(Information supplied)

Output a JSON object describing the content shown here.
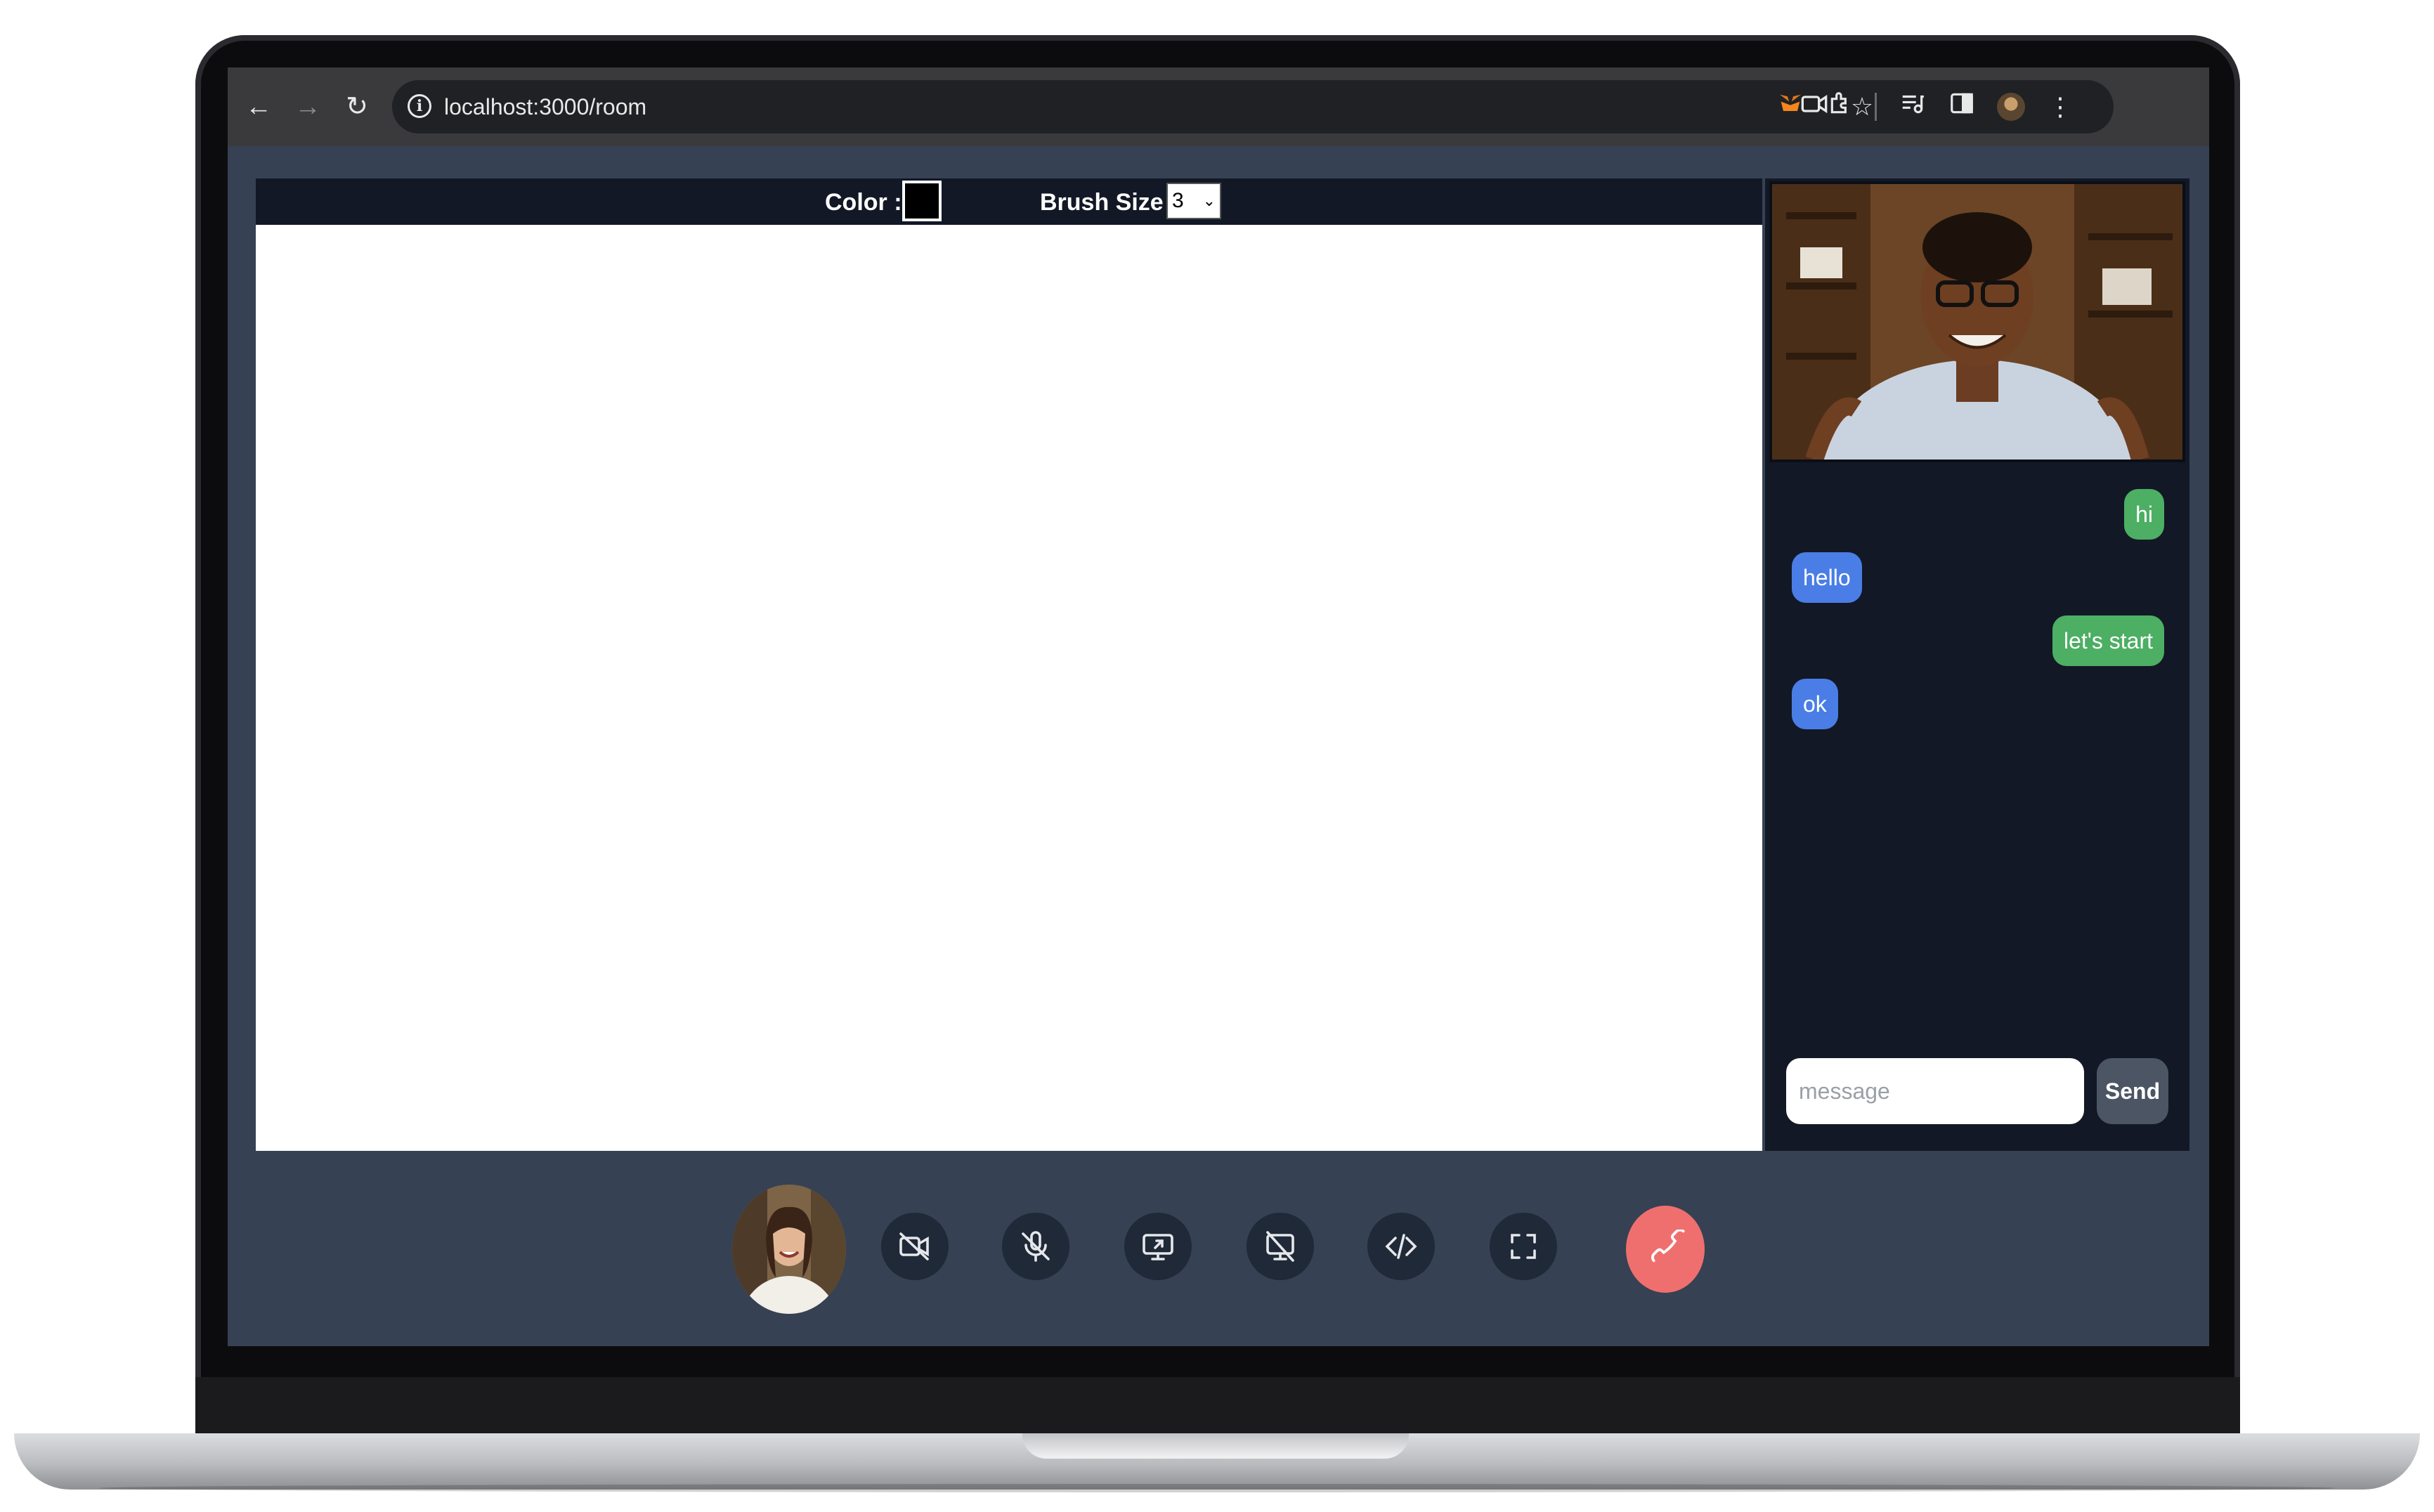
{
  "browser": {
    "url": "localhost:3000/room",
    "info_glyph": "i"
  },
  "toolbar": {
    "color_label": "Color :",
    "color_value": "#000000",
    "brush_label": "Brush Size :",
    "brush_value": "3"
  },
  "chat": {
    "messages": [
      {
        "text": "hi",
        "from": "me"
      },
      {
        "text": "hello",
        "from": "them"
      },
      {
        "text": "let's start",
        "from": "me"
      },
      {
        "text": "ok",
        "from": "them"
      }
    ],
    "input_placeholder": "message",
    "send_label": "Send"
  },
  "controls": {
    "icons": [
      "video-off-icon",
      "mic-off-icon",
      "screen-share-icon",
      "stop-share-icon",
      "code-icon",
      "fullscreen-icon",
      "hang-up-icon"
    ]
  },
  "colors": {
    "screen_bg": "#364153",
    "panel_bg": "#121826",
    "my_bubble": "#4caf63",
    "their_bubble": "#4a7ee6",
    "hang_up": "#ef6f6f"
  }
}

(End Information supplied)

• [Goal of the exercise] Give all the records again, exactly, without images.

• [Solution]
Output a JSON object describing the content shown here.
{
  "browser": {
    "url": "localhost:3000/room",
    "info_glyph": "i"
  },
  "toolbar": {
    "color_label": "Color :",
    "color_value": "#000000",
    "brush_label": "Brush Size :",
    "brush_value": "3"
  },
  "chat": {
    "messages": [
      {
        "text": "hi",
        "from": "me"
      },
      {
        "text": "hello",
        "from": "them"
      },
      {
        "text": "let's start",
        "from": "me"
      },
      {
        "text": "ok",
        "from": "them"
      }
    ],
    "input_placeholder": "message",
    "send_label": "Send"
  },
  "controls": {
    "icons": [
      "video-off-icon",
      "mic-off-icon",
      "screen-share-icon",
      "stop-share-icon",
      "code-icon",
      "fullscreen-icon",
      "hang-up-icon"
    ]
  },
  "colors": {
    "screen_bg": "#364153",
    "panel_bg": "#121826",
    "my_bubble": "#4caf63",
    "their_bubble": "#4a7ee6",
    "hang_up": "#ef6f6f"
  }
}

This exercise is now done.